Which is better? It depends on season, as the water flow greatly varies from rainy to dry season. From Dec-July you’re going to see water and spray on both sides. From August until November the Zambian side slows to a trickle and the best viewing will be near the main channel on the Zimbabwe side. It’s not impossible to cross the border and do a tour on both sides to get the full experience, but it will cost you a little extra in visa fees. On my recent trip I was based upriver of the falls at Toka Leya Camp. One of the highlights for me (besides the Falls themselves) was the sunset wildlife boat ride. While I’m sure the passengers aboard the African Queen and other large sundowner boats were enjoying the gorgeous sunset (embellished with a few cocktails), we had the advantage of being in a small boat with just 5 other people and a highly skilled naturalist guide. We darted up and down the river looking for birds and hippos and caught a large herd of elephants, trunks up and bobbing in a close knit group to cross the mighty river. The other unique advantage of my stay in Zambia was tracking white rhino on foot in Mosi-oa-Tunya National Park. Relocated from S. Africa, this small group is carefully being monitored. There aren’t many places in the world can you experience such rhinos on the same eye level and this was one of those cool experiences that was definitely worth it.

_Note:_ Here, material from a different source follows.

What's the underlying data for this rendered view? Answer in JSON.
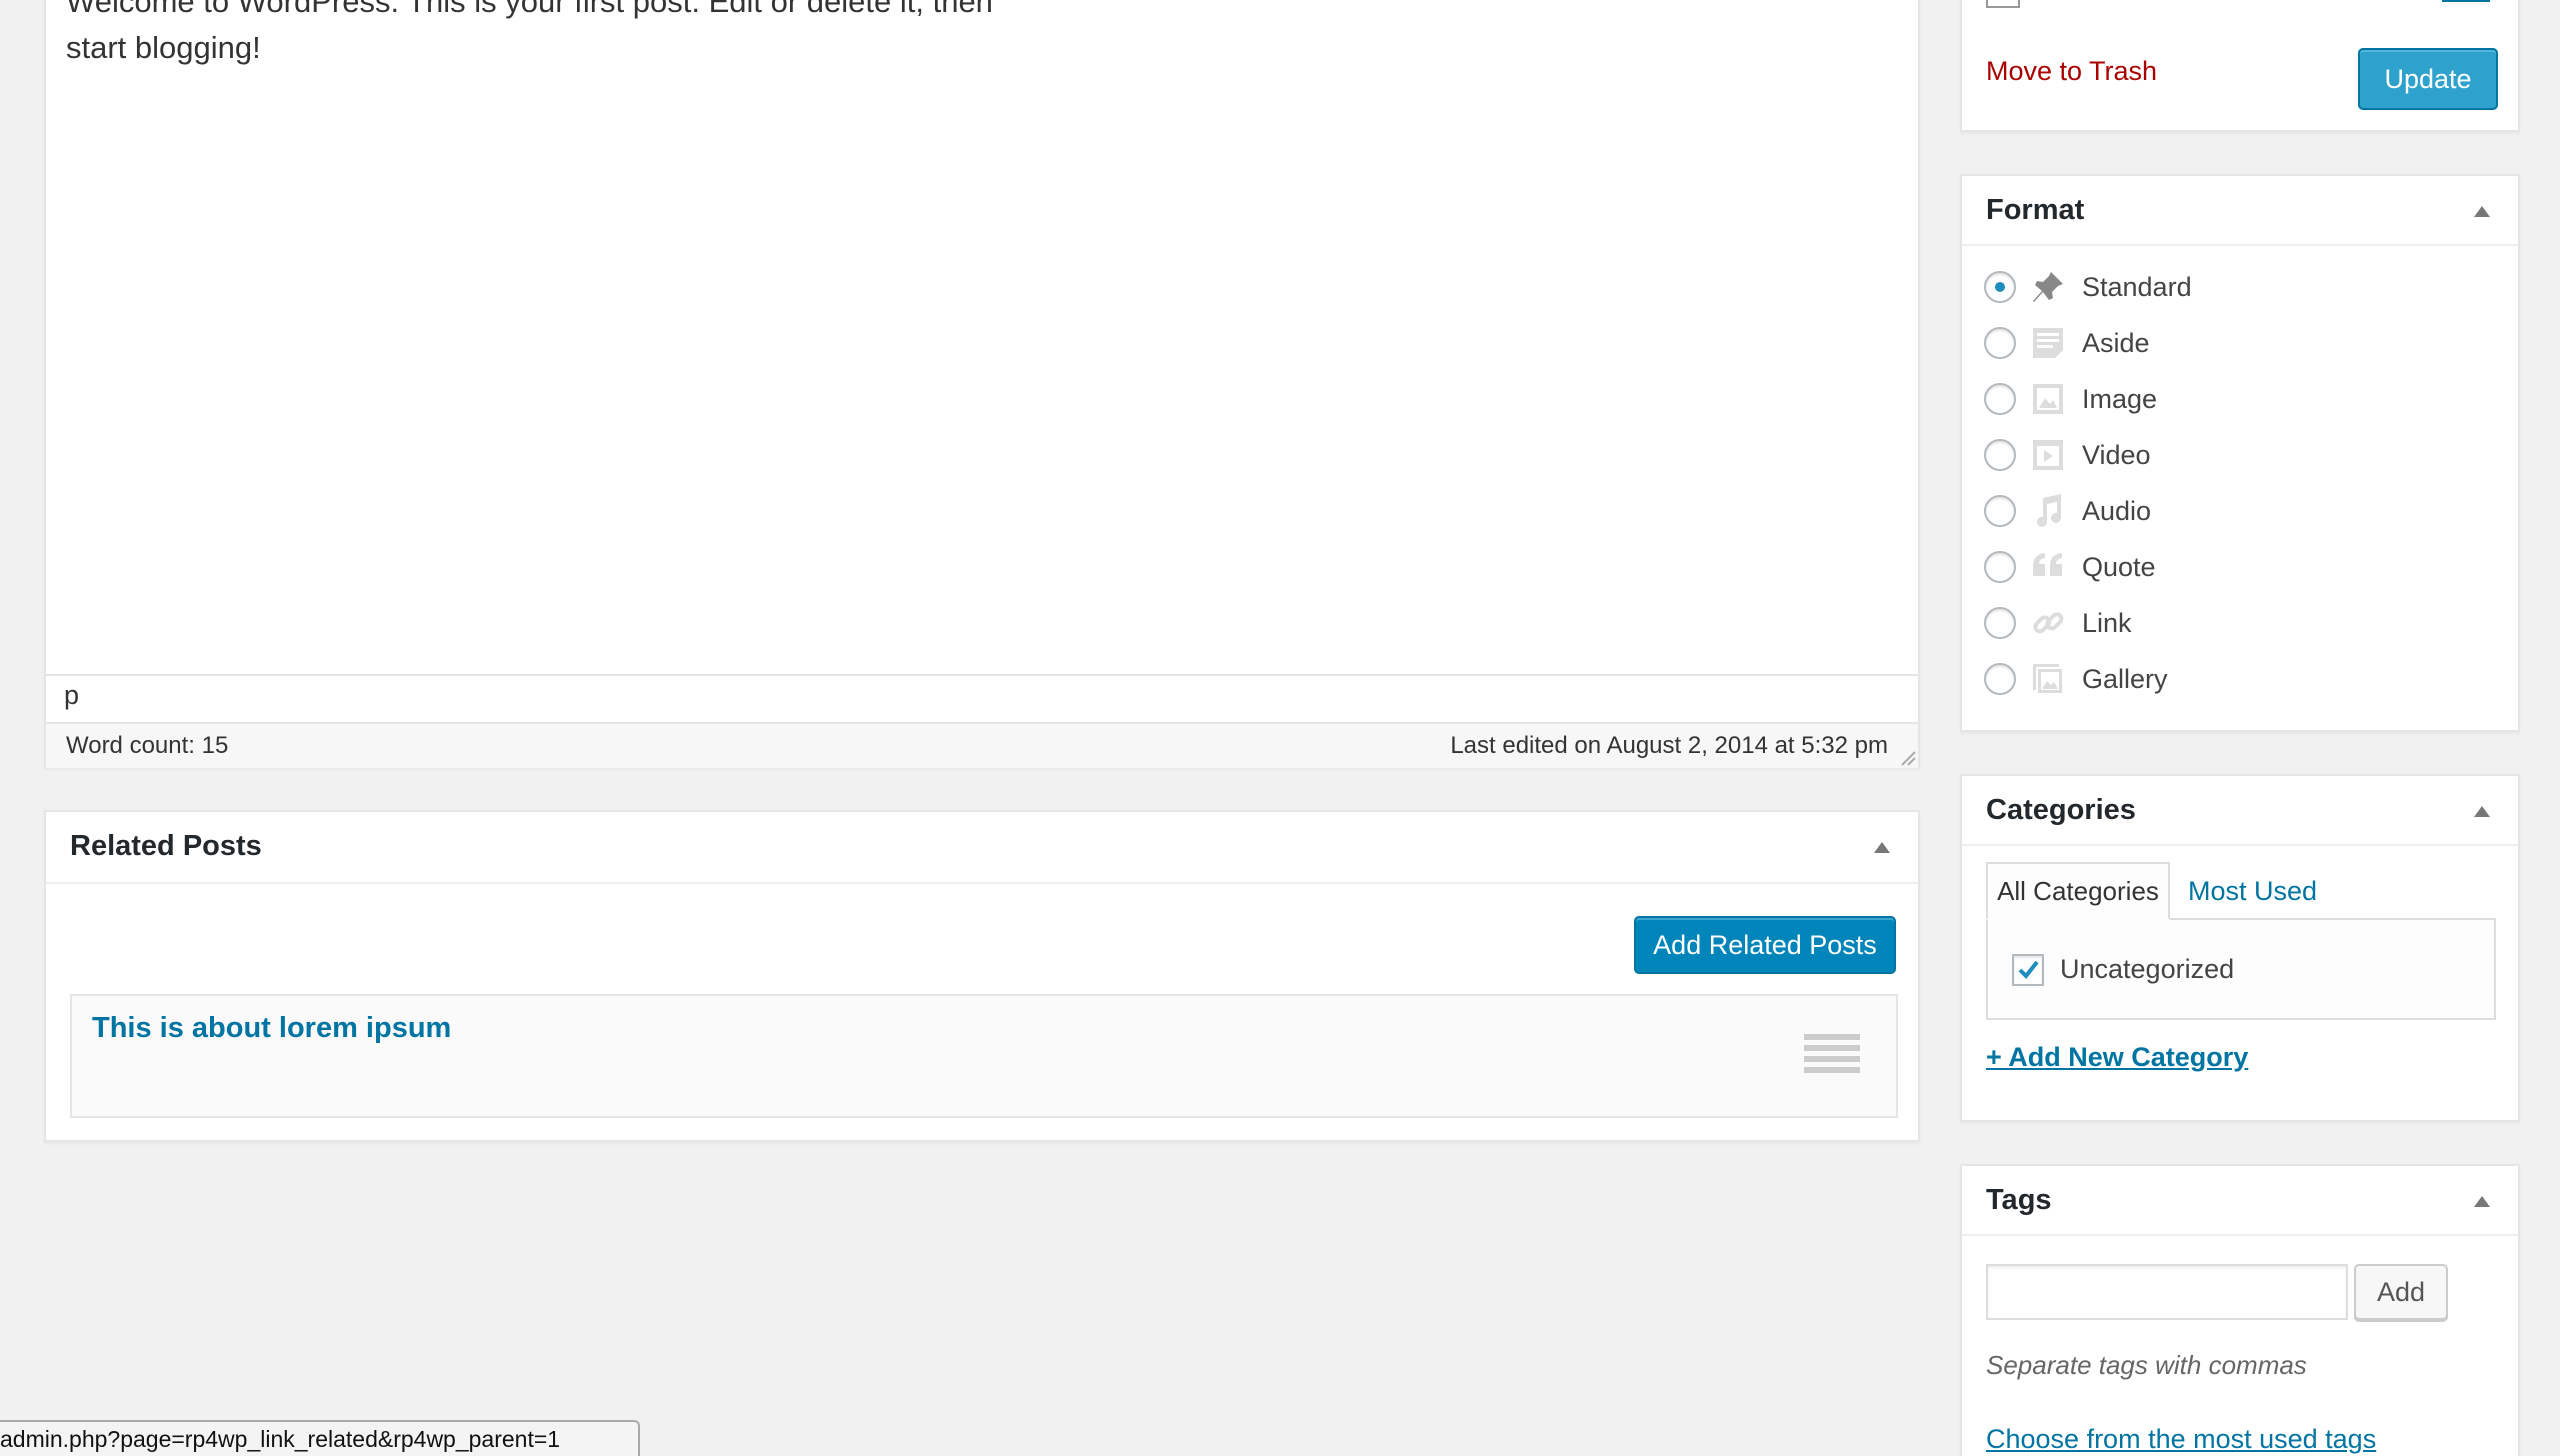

The bottom line is that on either side of the Falls, Zambian or Zimbabwean, there is a whole host of cool additional tours including, helicopter rides, microlight flights, bungee jumping, whitewater rafting, rhino visits or day tours up to Chobe National Park. It’s an excellent jumping off or transition point to any safari; whether you’re going on to Chobe and the Okavango Delta on a Botswana safari, The Lower Zambezi or South Luangwa on safari in Zambia, or Hwange and Mana Pools on a safari in Zimbabwe.
Check out more from my recent safari in Southern Africa:
Keeping it wild,
Wildland Africa Program Director